● **What is needed**: Would you write out the records below exactly as given?

● **Data shown**:

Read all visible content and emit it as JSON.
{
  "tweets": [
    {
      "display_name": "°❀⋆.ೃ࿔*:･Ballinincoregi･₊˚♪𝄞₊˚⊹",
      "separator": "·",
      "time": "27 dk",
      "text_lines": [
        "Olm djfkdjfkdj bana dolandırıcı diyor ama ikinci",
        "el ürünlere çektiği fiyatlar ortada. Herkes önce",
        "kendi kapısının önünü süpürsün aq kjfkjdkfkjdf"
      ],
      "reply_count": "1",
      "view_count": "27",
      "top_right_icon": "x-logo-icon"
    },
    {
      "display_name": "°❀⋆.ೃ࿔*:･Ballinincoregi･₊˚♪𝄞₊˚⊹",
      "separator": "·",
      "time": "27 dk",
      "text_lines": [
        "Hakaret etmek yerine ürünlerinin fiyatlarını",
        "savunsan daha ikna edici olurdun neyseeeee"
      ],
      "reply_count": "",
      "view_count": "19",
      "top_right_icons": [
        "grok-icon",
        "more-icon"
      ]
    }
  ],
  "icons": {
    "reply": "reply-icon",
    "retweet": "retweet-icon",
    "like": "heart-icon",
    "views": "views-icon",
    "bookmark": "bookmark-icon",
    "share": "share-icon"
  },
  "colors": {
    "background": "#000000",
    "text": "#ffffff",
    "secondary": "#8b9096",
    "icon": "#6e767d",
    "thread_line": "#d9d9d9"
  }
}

● **Result**:
Read all visible content and emit it as JSON.
{
  "tweets": [
    {
      "display_name": "°❀⋆.ೃ࿔*:･Ballinincoregi･₊˚♪𝄞₊˚⊹",
      "separator": "·",
      "time": "27 dk",
      "text_lines": [
        "Olm djfkdjfkdj bana dolandırıcı diyor ama ikinci",
        "el ürünlere çektiği fiyatlar ortada. Herkes önce",
        "kendi kapısının önünü süpürsün aq kjfkjdkfkjdf"
      ],
      "reply_count": "1",
      "view_count": "27",
      "top_right_icon": "x-logo-icon"
    },
    {
      "display_name": "°❀⋆.ೃ࿔*:･Ballinincoregi･₊˚♪𝄞₊˚⊹",
      "separator": "·",
      "time": "27 dk",
      "text_lines": [
        "Hakaret etmek yerine ürünlerinin fiyatlarını",
        "savunsan daha ikna edici olurdun neyseeeee"
      ],
      "reply_count": "",
      "view_count": "19",
      "top_right_icons": [
        "grok-icon",
        "more-icon"
      ]
    }
  ],
  "icons": {
    "reply": "reply-icon",
    "retweet": "retweet-icon",
    "like": "heart-icon",
    "views": "views-icon",
    "bookmark": "bookmark-icon",
    "share": "share-icon"
  },
  "colors": {
    "background": "#000000",
    "text": "#ffffff",
    "secondary": "#8b9096",
    "icon": "#6e767d",
    "thread_line": "#d9d9d9"
  }
}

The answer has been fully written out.